Although the pace of U.S. reshoring decelerated in 2015, one manufacturing expert says the trend is far from standing still.
“Repeated surveys by Boston Consulting Group, Plastics News/Nexant, Alix Partners and Medical Design Technology show that the trend is increasing or at least that commitment to reshore is increasing,” Harry Moser, founder and president of the Reshoring Initiative told EPS. “I spoke to AGMA and ABMA (gear and bearing manufacturing associations) in May 2015. In a poll of attendees, 54 percent had reshored or their customer had.”
Moser and the Reshoring Initiative do not entirely disagree with A.T. Kearny’s findings. “Kearney claims the number of reshoring cases per year is off 70 percent from 2013 to 2015 projected,” Moser said. “Our database shows a smaller 40 percent reduction but reshoring still at about twice the 2011 level.” A higher U.S. dollar has hurt the reshoring trend, Moser added. “The decline in the rate of reshoring, which peaked in 2013, coincides with the dollar’s rise that started in mid-2014. Before the 20 percent to 25 percent increase, the dollar was already too high, judging by our then approximate $500 billion trade deficit.”
The Reshoring Initiative said the inconsistency between the declining number of reported cases and the consistently growing survey results may be due to:
- Reshoring is now such an accepted, proven, mainstream trend that companies and journalists are no longer mentioning it.
- Published reports of reshoring are almost always about OEM cases. Supplier cases are just orders, rarely documented as reshoring.
“I suspect we are going through a digestion phase in which the OEMs are simplifying their supply chains and sourcing more domestically,” Moser added.
Statistics aside, Moser and other proponents of reshoring say it is the nation’s best interest to grow its manufacturing base. “From a longer-term perspective reshoring cannot ‘be over,’” Moser said. “The world will not allow a $0.5 trillion U.S. trade deficit to continue indefinitely. If we do not fix the problem in the next 5 to 10 years, the U.S. dollar will fall dramatically, making reshoring and [foreign direct investment] FDI easy, but with a smaller U.S. market to serve,” he said.
From the jobs standpoint – which is the focus of many reshoring initiatives — foreign direct investment is not a negative for the United States. “FDI and reshoring are essentially the same phenomenon,” Moser said, “just parent company headquarters are in different countries.” In both cases, he said, the company decides it is more profitable to serve the U.S. market from a U.S.-based factory instead of from a foreign factory.
Foreign companies have come to the same conclusion many offshore U.S. companies have: manufacturing product closer to the point of consumption can be cost-effective. U.S. companies set up manufacturing facilities in China in part to take advantage of low-cost labor, but also to be able to sell to the growing middle class that is emerging in the region.
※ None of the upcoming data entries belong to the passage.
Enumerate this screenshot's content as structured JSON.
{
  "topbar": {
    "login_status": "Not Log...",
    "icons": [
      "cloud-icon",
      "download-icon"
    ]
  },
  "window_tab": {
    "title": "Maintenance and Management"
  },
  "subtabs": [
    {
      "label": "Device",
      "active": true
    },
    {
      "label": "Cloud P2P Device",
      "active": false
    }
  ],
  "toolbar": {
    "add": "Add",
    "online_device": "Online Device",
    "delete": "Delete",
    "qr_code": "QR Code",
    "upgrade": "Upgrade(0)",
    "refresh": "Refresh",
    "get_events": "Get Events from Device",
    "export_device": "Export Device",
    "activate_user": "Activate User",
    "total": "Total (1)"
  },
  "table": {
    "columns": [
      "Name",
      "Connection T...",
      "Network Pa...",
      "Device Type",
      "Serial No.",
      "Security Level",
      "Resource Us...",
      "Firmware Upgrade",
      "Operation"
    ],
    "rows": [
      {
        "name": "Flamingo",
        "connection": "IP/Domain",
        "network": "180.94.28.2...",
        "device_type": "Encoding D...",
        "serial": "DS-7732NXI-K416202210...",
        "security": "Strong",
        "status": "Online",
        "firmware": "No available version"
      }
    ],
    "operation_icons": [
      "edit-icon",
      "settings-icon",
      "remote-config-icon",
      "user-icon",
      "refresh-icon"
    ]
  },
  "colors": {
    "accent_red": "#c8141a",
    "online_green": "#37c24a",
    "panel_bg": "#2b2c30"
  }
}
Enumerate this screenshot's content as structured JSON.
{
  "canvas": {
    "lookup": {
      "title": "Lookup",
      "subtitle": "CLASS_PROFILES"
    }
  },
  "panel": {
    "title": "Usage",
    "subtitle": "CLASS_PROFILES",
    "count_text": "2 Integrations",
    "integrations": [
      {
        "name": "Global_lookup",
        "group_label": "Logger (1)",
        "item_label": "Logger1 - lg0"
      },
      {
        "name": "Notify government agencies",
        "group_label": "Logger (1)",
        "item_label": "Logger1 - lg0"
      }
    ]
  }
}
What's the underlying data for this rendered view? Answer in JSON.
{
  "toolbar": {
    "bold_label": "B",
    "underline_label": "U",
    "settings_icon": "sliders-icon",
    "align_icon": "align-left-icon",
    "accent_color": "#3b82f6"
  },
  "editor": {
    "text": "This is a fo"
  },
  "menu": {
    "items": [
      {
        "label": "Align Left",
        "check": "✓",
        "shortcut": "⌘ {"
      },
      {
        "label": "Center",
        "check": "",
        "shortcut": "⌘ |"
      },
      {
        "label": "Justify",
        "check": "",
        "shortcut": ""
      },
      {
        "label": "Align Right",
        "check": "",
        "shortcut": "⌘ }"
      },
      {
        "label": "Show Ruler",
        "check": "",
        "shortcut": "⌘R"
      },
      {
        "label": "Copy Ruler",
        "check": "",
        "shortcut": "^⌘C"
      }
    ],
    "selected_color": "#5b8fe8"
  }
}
About 200,000 manufacturing jobs have been brought to the U.S. from offshore in the last 6 years, according to the Reshoring Initiative’s calculations. That job gain is the result of both new reshoring — the return of manufacturing work that was previously produced offshore — and FDI in the manufacturing sector. It also represents about 23 percent of the total increase in U.S. manufacturing jobs since the low of 11.45 million in February 2010. About 12.32 million Americans are now employed in the manufacturing sector. In fact, the Reshoring Initiative’s research shows that more manufacturing work is now coming to the U.S. than leaving.
Moser points to total cost of ownership (TCO) as a tool to evaluate the pros and cons of offshoring. TCO measures factors other than labor costs and ex-works prices of products such as packaging, import-related fees, intellectual property risk, travel and freight. “This gets into intangibles and things that you have to guess at, but guessing is better than using an incomplete number,” Moser said. “But it is hard to change the habits of some business people.”
Electronics manufacturing in particular shouldn’t be overly impacted by labor cost. Most electronics manufacturing services (EMS) providers are highly automated, Moser and others point out. Labor costs should be low enough so that manufacturing in the U.S. makes sense. “The savings on proximity should be able to offset wage differentiation,” Moser said. “Of all industries that could manufacture in the U.S., EMS seems to be a logical one.” The Reshoring Initiative points to several case studies in which EMS companies reshored or remained onshore, including Ennovea, Suntron/ZeeVee, Tornik LLC and Zentech.
A.T. Kearney’s Reshoring Index does not actually measure reshoring, Moser said. “It essentially uses the trend in imports to imply a trend in reshoring.”
“It is clear that about 25 percent of what is now offshored would be economically reshored today if companies used TCO instead of wage arbitrage or PPV (purchase price variance) to make sourcing and siting decisions,” Moser added. “A.T. Kearney would better serve its clients and country if it helped educate the companies rather than discouraging them.” (A.T. Kearney’s response can be found here.)
(The Reshoring Initiative offers tools and resources to help companies make supply chain sourcing decisions. The Reshoring Initiative’s TCO Estimator uses advanced metrics to help determine the total cost of offshoring.)